**Rates that are risk-free tend to fluctuate frequently****A risk-free rate is not realistic****It can be difficult to determine a beta**

The risk-free premium, or rate used for CAPM calculations, is generated by short-term government securities. This model has a major flaw: the risk-free rate can change in a matter of days.

Individual investors are not able to borrow or lend at the same rate as the government. It is impossible to assume a zero-risk rate of return for calculations. This means that the real return on investment could be lower than what the CAPM model shows.

This model of return calculation requires investors to calculate a beta value that reflects the security being invested in. It can be difficult and time-consuming to calculate an accurate beta value. In most cases, a proxy value for beta is used. This not only speeds up return calculations, but it also reduces their accuracy. Compared to other scientific models, a capital asset pricing model has similar problems. However, it still gives an accurate picture of what kind of dividends investors can expect if they place their money at risk.

**CAPM Example**

This example of CAPM can help you understand how the formula works. The following can be helpful in understanding the different factors involved in the calculation of CAPM.

Investors are considering stocks priced at Rs. 367 offer annual returns of 4.4%. If this stock has a beta factor of 1, one can calculate the expected dividend earnings using the risk-free premium of 3% and the investor expectation of market appreciation of 7% annually.

The formula can be arranged to produce the following conclusion:

Ra = 4% + 1.11 x (7%-3%%)

Ra = 8.4%

Another example of the CAPM model is this: This next example shows that the investor is ready to purchase stocks worth Rs. 455. These investments are expected to yield around 9% in annual returns. In this instance, the beta factor is 0.8. The risk-free rate is 5%. The investor anticipates that the market will increase in value by approximately 8% over the next year.

Ra = 9% + 0.8% x (8%-5%)

Ra = 11.4%

**Beta's role in CAPM**

CAPM incorporates beta. It reflects the volatility of given security against the volatility of the stock market as a whole. To understand this better, think about how a share's value increases and decreases in complete sync with the stock market. In this case, the beta factor would equal one.

If a stock's beta is 1.2, it indicates that stock prices will rise by 12% if the market appreciates 10%. A stock with a negative beta (e.g. 0.7), indicates that stock prices will increase by 7% when the overall market grows by 10%.
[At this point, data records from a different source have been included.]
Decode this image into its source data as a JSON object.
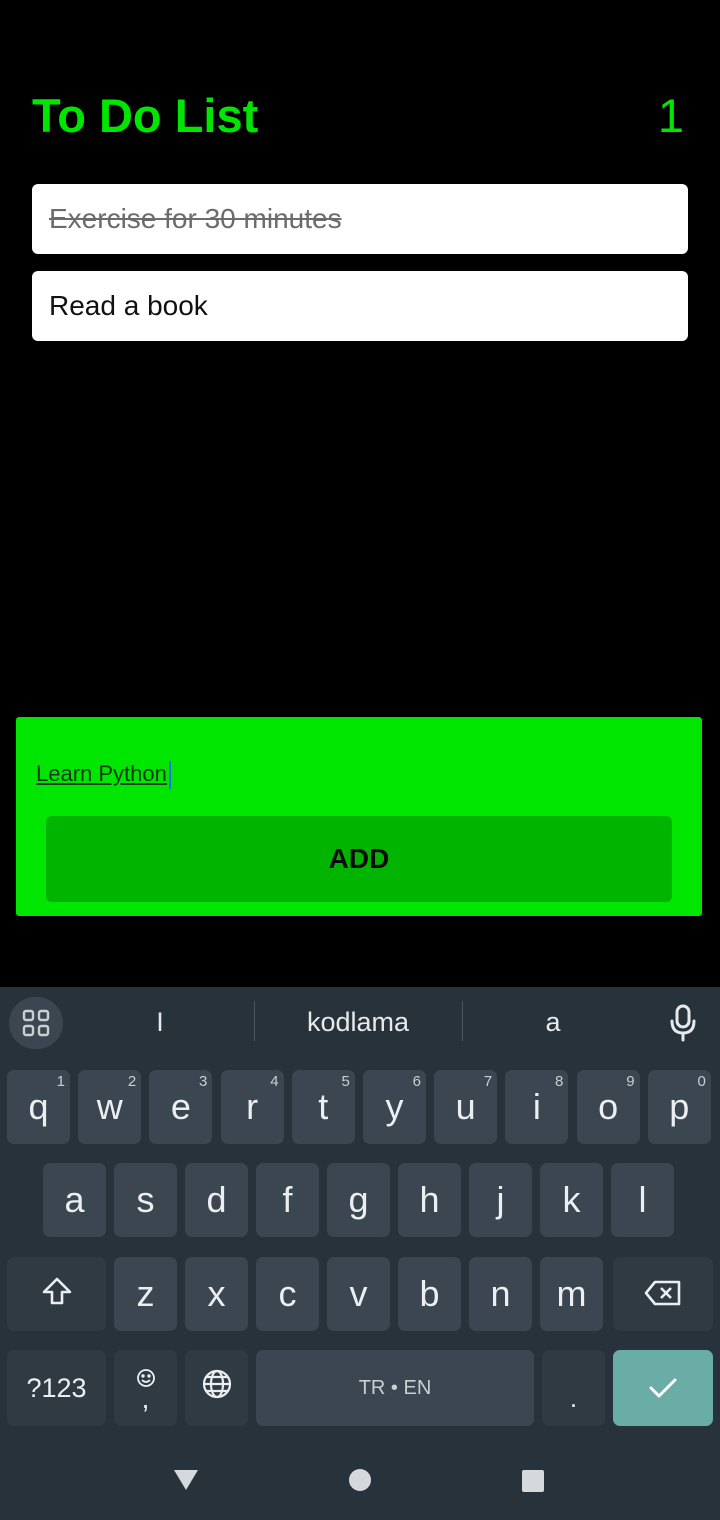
{
  "header": {
    "title": "To Do List",
    "count": "1"
  },
  "todos": [
    {
      "text": "Exercise for 30 minutes",
      "done": true
    },
    {
      "text": "Read a book",
      "done": false
    }
  ],
  "input": {
    "value": "Learn Python"
  },
  "add_button": {
    "label": "ADD"
  },
  "colors": {
    "accent": "#00e600",
    "add_button": "#00b400",
    "background": "#000000",
    "keyboard": "#27323a",
    "enter_key": "#6aada6"
  },
  "keyboard": {
    "suggestions": [
      "I",
      "kodlama",
      "a"
    ],
    "row1": [
      {
        "char": "q",
        "hint": "1"
      },
      {
        "char": "w",
        "hint": "2"
      },
      {
        "char": "e",
        "hint": "3"
      },
      {
        "char": "r",
        "hint": "4"
      },
      {
        "char": "t",
        "hint": "5"
      },
      {
        "char": "y",
        "hint": "6"
      },
      {
        "char": "u",
        "hint": "7"
      },
      {
        "char": "i",
        "hint": "8"
      },
      {
        "char": "o",
        "hint": "9"
      },
      {
        "char": "p",
        "hint": "0"
      }
    ],
    "row2": [
      "a",
      "s",
      "d",
      "f",
      "g",
      "h",
      "j",
      "k",
      "l"
    ],
    "row3": [
      "z",
      "x",
      "c",
      "v",
      "b",
      "n",
      "m"
    ],
    "symbols_label": "?123",
    "emoji_comma": ",",
    "space_label": "TR • EN",
    "period": ".",
    "icons": [
      "apps-grid-icon",
      "microphone-icon",
      "shift-icon",
      "backspace-icon",
      "emoji-icon",
      "globe-icon",
      "checkmark-icon"
    ]
  },
  "navbar": {
    "icons": [
      "back-triangle-icon",
      "home-circle-icon",
      "recents-square-icon"
    ]
  }
}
When determining how much compensation an investor will receive for taking on additional risk, it is necessary to add beta and calculate the risk premium.